Data records for software interfaces:
□ □ □ □

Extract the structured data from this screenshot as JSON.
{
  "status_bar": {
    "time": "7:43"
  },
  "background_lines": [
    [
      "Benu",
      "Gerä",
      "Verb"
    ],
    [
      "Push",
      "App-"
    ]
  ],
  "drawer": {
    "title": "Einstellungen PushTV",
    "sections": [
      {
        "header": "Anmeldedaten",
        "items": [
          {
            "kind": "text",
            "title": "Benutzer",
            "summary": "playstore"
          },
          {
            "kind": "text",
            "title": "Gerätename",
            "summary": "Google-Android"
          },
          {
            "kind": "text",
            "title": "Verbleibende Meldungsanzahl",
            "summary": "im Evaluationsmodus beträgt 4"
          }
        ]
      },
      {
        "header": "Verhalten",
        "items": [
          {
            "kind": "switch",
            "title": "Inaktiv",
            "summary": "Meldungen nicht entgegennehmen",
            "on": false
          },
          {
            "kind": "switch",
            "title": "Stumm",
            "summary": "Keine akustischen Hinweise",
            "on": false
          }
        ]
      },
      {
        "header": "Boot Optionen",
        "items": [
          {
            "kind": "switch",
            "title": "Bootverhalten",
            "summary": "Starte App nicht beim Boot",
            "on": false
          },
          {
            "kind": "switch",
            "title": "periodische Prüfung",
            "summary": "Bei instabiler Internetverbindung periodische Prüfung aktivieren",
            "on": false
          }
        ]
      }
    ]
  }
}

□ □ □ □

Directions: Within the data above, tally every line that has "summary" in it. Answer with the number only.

Response below: 7